• _Your assignment_:
If a line in the listing below has the string "ContentView", copy it out.

• _Given records_:
<<<<
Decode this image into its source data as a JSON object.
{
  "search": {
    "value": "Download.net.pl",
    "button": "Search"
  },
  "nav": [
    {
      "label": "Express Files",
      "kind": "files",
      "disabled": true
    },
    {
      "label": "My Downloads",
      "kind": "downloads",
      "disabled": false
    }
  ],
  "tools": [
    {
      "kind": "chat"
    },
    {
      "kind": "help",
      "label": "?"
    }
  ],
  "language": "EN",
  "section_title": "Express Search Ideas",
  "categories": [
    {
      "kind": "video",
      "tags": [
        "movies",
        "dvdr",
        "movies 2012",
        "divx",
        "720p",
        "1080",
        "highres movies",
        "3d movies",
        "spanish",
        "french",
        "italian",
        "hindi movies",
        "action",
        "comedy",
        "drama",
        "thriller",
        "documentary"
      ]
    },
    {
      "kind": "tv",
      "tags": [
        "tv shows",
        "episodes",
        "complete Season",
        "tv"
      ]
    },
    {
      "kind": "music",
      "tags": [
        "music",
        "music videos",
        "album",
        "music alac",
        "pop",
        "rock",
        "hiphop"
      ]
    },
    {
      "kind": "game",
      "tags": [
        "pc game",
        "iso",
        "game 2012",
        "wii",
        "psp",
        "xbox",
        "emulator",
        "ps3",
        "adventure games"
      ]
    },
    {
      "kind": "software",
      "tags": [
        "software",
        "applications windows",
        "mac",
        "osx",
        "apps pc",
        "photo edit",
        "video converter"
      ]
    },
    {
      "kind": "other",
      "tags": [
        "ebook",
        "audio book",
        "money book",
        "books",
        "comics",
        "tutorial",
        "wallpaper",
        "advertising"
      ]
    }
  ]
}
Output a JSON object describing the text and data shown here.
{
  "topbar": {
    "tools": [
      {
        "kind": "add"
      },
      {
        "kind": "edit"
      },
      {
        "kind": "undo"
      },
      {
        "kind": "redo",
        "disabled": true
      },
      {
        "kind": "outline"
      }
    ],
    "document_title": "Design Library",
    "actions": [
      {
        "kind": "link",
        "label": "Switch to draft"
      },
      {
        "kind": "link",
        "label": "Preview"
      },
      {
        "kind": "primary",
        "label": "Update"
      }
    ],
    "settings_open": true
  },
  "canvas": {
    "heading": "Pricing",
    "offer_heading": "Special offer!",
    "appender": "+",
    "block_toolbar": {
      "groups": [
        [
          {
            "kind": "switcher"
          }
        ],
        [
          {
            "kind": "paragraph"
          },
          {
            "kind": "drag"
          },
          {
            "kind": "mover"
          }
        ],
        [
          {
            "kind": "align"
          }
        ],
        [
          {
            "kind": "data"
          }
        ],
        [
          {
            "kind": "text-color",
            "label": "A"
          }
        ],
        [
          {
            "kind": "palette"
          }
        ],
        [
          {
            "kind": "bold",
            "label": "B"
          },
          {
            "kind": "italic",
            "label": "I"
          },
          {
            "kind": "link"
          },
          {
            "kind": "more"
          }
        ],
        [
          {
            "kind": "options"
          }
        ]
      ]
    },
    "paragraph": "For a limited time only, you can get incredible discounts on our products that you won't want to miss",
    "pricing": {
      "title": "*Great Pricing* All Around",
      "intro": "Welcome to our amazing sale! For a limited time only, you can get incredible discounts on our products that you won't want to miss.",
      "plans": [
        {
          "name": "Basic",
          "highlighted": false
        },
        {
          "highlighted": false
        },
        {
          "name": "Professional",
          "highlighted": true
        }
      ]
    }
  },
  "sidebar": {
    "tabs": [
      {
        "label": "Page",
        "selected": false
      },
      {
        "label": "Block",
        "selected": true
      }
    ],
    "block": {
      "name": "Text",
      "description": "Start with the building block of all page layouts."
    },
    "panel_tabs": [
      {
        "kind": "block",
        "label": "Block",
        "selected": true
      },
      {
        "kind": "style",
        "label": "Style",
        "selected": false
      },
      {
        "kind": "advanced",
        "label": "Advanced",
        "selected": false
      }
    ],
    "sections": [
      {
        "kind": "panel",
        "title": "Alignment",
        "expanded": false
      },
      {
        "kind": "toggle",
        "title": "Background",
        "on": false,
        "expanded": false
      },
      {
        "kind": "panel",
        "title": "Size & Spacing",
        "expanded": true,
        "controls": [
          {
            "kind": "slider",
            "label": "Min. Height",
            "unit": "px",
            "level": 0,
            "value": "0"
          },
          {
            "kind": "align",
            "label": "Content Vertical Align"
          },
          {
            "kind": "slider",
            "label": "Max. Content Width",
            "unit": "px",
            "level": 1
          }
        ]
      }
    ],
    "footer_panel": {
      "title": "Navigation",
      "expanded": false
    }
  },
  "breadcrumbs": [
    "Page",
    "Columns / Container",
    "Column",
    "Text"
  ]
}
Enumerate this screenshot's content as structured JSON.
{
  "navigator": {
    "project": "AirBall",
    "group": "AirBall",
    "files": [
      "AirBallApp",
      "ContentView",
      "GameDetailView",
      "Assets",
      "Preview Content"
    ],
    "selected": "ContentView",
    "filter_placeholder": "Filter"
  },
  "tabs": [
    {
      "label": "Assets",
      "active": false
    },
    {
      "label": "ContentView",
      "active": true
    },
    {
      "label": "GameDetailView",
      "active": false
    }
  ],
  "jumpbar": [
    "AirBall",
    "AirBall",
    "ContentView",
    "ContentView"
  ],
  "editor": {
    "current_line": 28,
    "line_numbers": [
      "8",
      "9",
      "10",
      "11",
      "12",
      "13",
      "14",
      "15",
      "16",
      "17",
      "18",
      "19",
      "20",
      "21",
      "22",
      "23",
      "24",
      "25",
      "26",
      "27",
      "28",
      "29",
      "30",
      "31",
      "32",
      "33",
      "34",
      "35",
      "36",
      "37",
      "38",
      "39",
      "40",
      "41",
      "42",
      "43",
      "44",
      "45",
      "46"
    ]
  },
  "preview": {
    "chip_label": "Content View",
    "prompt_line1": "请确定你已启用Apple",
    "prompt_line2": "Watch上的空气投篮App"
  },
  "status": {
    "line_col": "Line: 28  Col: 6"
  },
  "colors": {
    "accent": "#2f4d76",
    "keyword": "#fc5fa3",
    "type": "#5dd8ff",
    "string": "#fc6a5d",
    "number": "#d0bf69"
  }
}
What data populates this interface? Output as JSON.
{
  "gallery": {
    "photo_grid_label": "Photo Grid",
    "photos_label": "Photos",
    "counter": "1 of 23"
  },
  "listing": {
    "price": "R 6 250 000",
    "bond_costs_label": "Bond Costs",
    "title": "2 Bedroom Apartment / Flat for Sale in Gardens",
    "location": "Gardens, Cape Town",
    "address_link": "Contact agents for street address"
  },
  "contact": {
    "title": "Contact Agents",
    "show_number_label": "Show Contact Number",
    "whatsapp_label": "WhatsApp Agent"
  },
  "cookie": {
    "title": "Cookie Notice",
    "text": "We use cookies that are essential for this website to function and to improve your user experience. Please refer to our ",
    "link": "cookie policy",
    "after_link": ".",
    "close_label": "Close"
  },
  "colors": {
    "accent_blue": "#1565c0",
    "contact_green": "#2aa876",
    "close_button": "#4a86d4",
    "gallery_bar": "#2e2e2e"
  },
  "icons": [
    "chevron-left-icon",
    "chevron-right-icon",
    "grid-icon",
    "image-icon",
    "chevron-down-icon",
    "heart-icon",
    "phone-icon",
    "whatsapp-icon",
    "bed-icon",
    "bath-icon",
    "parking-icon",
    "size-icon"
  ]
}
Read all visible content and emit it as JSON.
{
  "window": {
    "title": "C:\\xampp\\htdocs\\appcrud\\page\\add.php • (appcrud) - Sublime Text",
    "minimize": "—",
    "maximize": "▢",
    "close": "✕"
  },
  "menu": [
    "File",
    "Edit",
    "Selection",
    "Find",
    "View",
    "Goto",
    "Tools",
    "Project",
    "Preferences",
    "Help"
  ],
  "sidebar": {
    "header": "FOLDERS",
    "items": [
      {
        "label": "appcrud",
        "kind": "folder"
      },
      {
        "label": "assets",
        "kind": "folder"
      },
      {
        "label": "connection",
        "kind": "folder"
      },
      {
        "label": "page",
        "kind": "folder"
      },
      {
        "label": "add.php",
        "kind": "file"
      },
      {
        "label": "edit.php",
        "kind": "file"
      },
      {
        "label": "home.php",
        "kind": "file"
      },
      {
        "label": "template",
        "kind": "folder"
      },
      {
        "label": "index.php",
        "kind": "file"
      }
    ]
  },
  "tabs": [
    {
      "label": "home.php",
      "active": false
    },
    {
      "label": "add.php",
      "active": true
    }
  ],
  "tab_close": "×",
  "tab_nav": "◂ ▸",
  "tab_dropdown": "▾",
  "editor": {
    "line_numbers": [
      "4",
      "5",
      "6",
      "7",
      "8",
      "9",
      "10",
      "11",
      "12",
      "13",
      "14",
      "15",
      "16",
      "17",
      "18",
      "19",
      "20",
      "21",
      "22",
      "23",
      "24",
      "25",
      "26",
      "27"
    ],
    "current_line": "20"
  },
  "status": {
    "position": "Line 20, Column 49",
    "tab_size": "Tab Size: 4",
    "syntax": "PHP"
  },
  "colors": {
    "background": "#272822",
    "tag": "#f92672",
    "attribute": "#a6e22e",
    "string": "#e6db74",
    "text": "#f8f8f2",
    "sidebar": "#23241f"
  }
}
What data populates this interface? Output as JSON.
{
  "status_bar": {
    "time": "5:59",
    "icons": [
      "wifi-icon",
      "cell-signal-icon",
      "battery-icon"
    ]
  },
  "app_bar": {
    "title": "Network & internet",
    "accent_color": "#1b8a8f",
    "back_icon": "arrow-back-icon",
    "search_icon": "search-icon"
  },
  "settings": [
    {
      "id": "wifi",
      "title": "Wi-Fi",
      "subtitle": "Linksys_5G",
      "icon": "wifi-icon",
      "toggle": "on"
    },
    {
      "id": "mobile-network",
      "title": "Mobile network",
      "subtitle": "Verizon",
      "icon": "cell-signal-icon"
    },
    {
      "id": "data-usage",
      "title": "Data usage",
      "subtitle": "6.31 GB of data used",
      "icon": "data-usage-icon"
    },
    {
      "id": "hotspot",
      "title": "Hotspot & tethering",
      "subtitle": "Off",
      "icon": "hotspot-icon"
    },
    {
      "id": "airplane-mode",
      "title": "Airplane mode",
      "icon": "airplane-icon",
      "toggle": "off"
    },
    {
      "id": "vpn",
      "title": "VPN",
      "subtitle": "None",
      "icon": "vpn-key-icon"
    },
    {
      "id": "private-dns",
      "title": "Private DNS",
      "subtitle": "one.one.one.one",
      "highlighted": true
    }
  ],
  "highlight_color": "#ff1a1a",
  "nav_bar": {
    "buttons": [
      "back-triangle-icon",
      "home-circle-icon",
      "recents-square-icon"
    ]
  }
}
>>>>
• _Reply_:
      "ContentView",
    "selected": "ContentView",
      "label": "ContentView",
    "ContentView",
    "ContentView"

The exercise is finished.